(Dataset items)
※ ※ ※

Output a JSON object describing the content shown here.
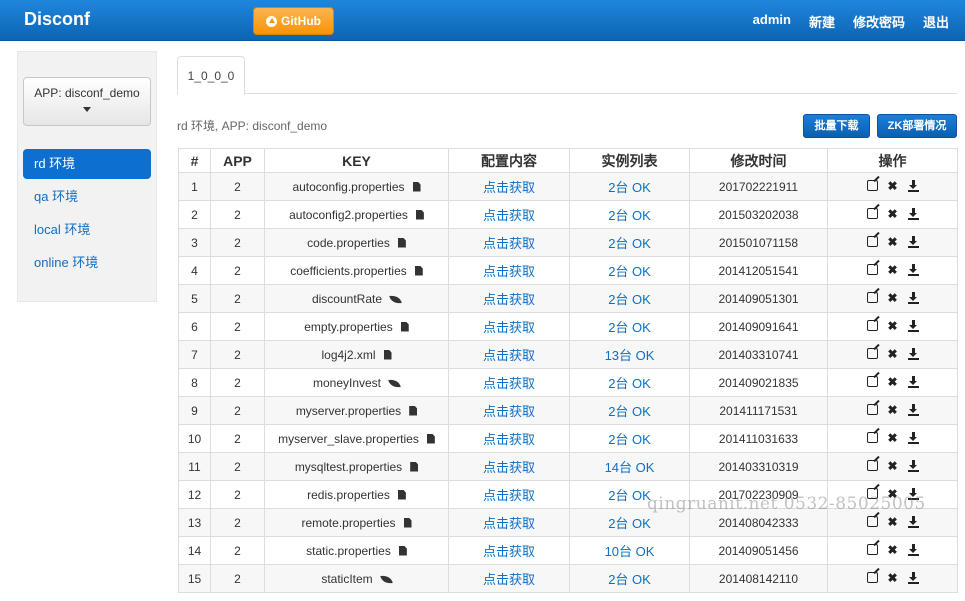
{
  "navbar": {
    "brand": "Disconf",
    "github_label": "GitHub",
    "user": "admin",
    "links": [
      "新建",
      "修改密码",
      "退出"
    ]
  },
  "sidebar": {
    "app_select": "APP: disconf_demo",
    "envs": [
      {
        "label": "rd 环境",
        "active": true
      },
      {
        "label": "qa 环境",
        "active": false
      },
      {
        "label": "local 环境",
        "active": false
      },
      {
        "label": "online 环境",
        "active": false
      }
    ]
  },
  "main": {
    "tab": "1_0_0_0",
    "env_info": "rd 环境, APP: disconf_demo",
    "batch_download_label": "批量下载",
    "zk_label": "ZK部署情况",
    "columns": [
      "#",
      "APP",
      "KEY",
      "配置内容",
      "实例列表",
      "修改时间",
      "操作"
    ],
    "rows": [
      {
        "id": "1",
        "app": "2",
        "key": "autoconfig.properties",
        "kind": "file",
        "content": "点击获取",
        "instances": "2台 OK",
        "time": "201702221911"
      },
      {
        "id": "2",
        "app": "2",
        "key": "autoconfig2.properties",
        "kind": "file",
        "content": "点击获取",
        "instances": "2台 OK",
        "time": "201503202038"
      },
      {
        "id": "3",
        "app": "2",
        "key": "code.properties",
        "kind": "file",
        "content": "点击获取",
        "instances": "2台 OK",
        "time": "201501071158"
      },
      {
        "id": "4",
        "app": "2",
        "key": "coefficients.properties",
        "kind": "file",
        "content": "点击获取",
        "instances": "2台 OK",
        "time": "201412051541"
      },
      {
        "id": "5",
        "app": "2",
        "key": "discountRate",
        "kind": "item",
        "content": "点击获取",
        "instances": "2台 OK",
        "time": "201409051301"
      },
      {
        "id": "6",
        "app": "2",
        "key": "empty.properties",
        "kind": "file",
        "content": "点击获取",
        "instances": "2台 OK",
        "time": "201409091641"
      },
      {
        "id": "7",
        "app": "2",
        "key": "log4j2.xml",
        "kind": "file",
        "content": "点击获取",
        "instances": "13台 OK",
        "time": "201403310741"
      },
      {
        "id": "8",
        "app": "2",
        "key": "moneyInvest",
        "kind": "item",
        "content": "点击获取",
        "instances": "2台 OK",
        "time": "201409021835"
      },
      {
        "id": "9",
        "app": "2",
        "key": "myserver.properties",
        "kind": "file",
        "content": "点击获取",
        "instances": "2台 OK",
        "time": "201411171531"
      },
      {
        "id": "10",
        "app": "2",
        "key": "myserver_slave.properties",
        "kind": "file",
        "content": "点击获取",
        "instances": "2台 OK",
        "time": "201411031633"
      },
      {
        "id": "11",
        "app": "2",
        "key": "mysqltest.properties",
        "kind": "file",
        "content": "点击获取",
        "instances": "14台 OK",
        "time": "201403310319"
      },
      {
        "id": "12",
        "app": "2",
        "key": "redis.properties",
        "kind": "file",
        "content": "点击获取",
        "instances": "2台 OK",
        "time": "201702230909"
      },
      {
        "id": "13",
        "app": "2",
        "key": "remote.properties",
        "kind": "file",
        "content": "点击获取",
        "instances": "2台 OK",
        "time": "201408042333"
      },
      {
        "id": "14",
        "app": "2",
        "key": "static.properties",
        "kind": "file",
        "content": "点击获取",
        "instances": "10台 OK",
        "time": "201409051456"
      },
      {
        "id": "15",
        "app": "2",
        "key": "staticItem",
        "kind": "item",
        "content": "点击获取",
        "instances": "2台 OK",
        "time": "201408142110"
      }
    ]
  },
  "watermark": "qingruanit.net 0532-85025005"
}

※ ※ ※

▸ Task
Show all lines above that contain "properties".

▸ Answer for the task
        "key": "autoconfig.properties",
        "key": "autoconfig2.properties",
        "key": "code.properties",
        "key": "coefficients.properties",
        "key": "empty.properties",
        "key": "myserver.properties",
        "key": "myserver_slave.properties",
        "key": "mysqltest.properties",
        "key": "redis.properties",
        "key": "remote.properties",
        "key": "static.properties",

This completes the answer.